But here was a glimpse of what Gray could grow into. He retired the first six batters he faced, mostly mixing a low-to-mid-90s fastball with a curve and slider. He stranded two on in the third and fourth. Thirty of his first 40 pitches were strikes. Nine of his 15 outs came in the air. He found trouble in the fifth, when Odúbel Herrera smacked a full-count fastball to the left field seats. But even after issuing a two-out, four-pitch walk to Jean Segura, Gray rebounded to get Harper on a slow grounder.

As Gray walked off the field, he received his fifth and final ovation from the crowd behind the dugout. Manager Dave Martinez was waiting for him and catcher Tres Barrera. Martinez put his arms around the pair, pulling their heads in for a close talk, then shook Gray’s hand, ending his night. Narron did the same, and Gray smiled.

“That’s the reason why we got him,” Barrera said. “I knew he was going to have a live arm, and he’s here for a reason. You trade a guy like Max Scherzer, you’re going to get something really special in return.”

Gray exited with the Nationals trailing 1-0 because they couldn’t solve closer Ranger Suárez (who started) and setup man Héctor Neris (who followed Suarez’s spotless three innings). The offense did make a push, tying it on Andrew Stevenson’s pinch-hit homer in the sixth, then going ahead on Ryan Zimmerman’s pinch-hit, two-run single in the seventh. But Gabe Klobosits, a recent call-up, was unable to complete a six-out save after logging a four-pitch eighth.

He allowed back-to-back singles to start the ninth. Then Wander Suero replaced him and was crushed by a score-knotting double by Segura, a two-run single by J.T. Realmuto and an RBI single for Alec Bohm. In the bottom half, Carter Kieboom’s two-run shot halved the deficit.

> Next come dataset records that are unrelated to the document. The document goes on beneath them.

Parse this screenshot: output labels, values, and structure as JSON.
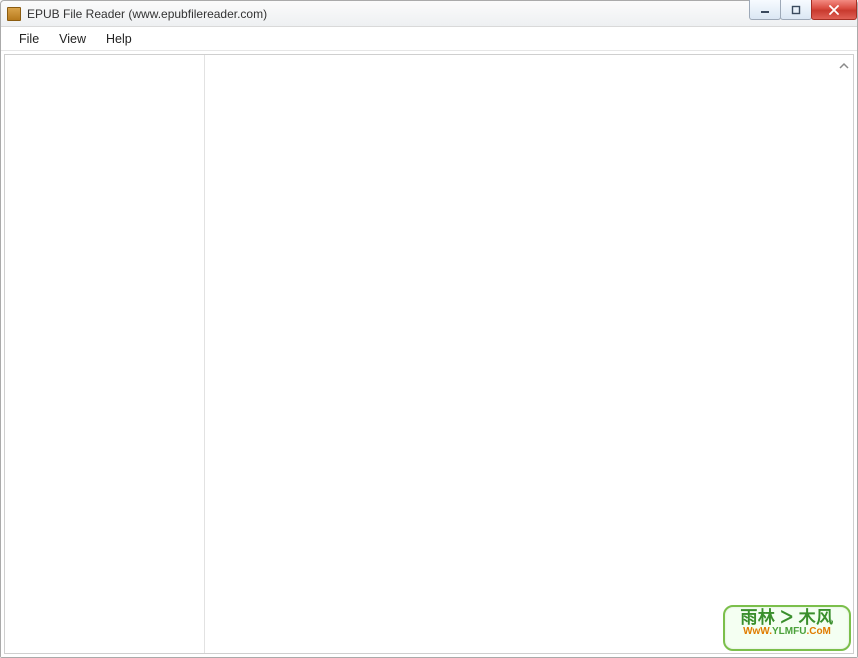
{
  "window": {
    "title": "EPUB File Reader (www.epubfilereader.com)"
  },
  "menu": {
    "items": [
      "File",
      "View",
      "Help"
    ]
  },
  "watermark": {
    "main": "雨林 ᐳ 木风",
    "sub_a": "WwW",
    "sub_b": "YLMFU",
    "sub_c": "CoM"
  }
}
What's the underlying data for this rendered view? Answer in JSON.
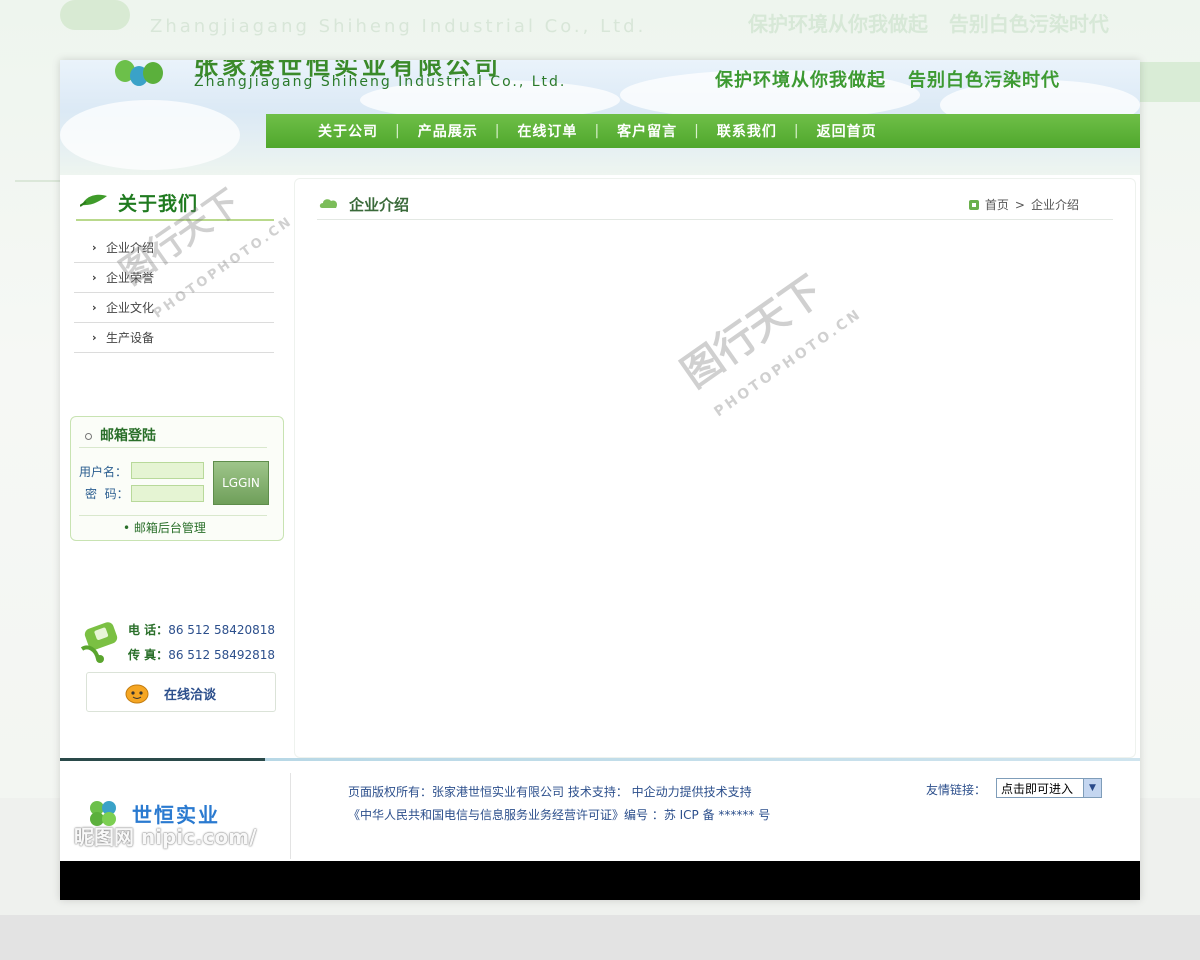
{
  "header": {
    "company_cn": "张家港世恒实业有限公司",
    "company_en": "Zhangjiagang Shiheng Industrial Co., Ltd.",
    "slogan_1": "保护环境从你我做起",
    "slogan_2": "告别白色污染时代"
  },
  "nav": {
    "items": [
      "关于公司",
      "产品展示",
      "在线订单",
      "客户留言",
      "联系我们",
      "返回首页"
    ],
    "separator": "|"
  },
  "sidebar": {
    "title": "关于我们",
    "items": [
      "企业介绍",
      "企业荣誉",
      "企业文化",
      "生产设备"
    ],
    "arrow": "›"
  },
  "mail_login": {
    "title": "邮箱登陆",
    "username_label": "用户名：",
    "password_label": "密  码：",
    "login_button": "LGGIN",
    "admin_link": "• 邮箱后台管理"
  },
  "contact": {
    "phone_label": "电 话：",
    "phone": "86 512 58420818",
    "fax_label": "传 真：",
    "fax": "86 512 58492818",
    "chat": "在线洽谈"
  },
  "content": {
    "title": "企业介绍",
    "breadcrumb_home": "首页",
    "breadcrumb_sep": ">",
    "breadcrumb_current": "企业介绍"
  },
  "watermark": {
    "cn": "图行天下",
    "en": "PHOTOPHOTO.CN",
    "footer": "昵图网 nipic.com/"
  },
  "footer": {
    "brand": "世恒实业",
    "line1": "页面版权所有：张家港世恒实业有限公司  技术支持：  中企动力提供技术支持",
    "line2": "《中华人民共和国电信与信息服务业务经营许可证》编号 ：苏 ICP 备 ****** 号",
    "friend_links_label": "友情链接：",
    "friend_links_value": "点击即可进入"
  },
  "colors": {
    "nav_green": "#4fa72c",
    "title_green": "#1f7a1f",
    "link_blue": "#2c4f8c"
  }
}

It was an imperfect ending to Gray’s encouraging debut. These Nationals may have to get familiar with that.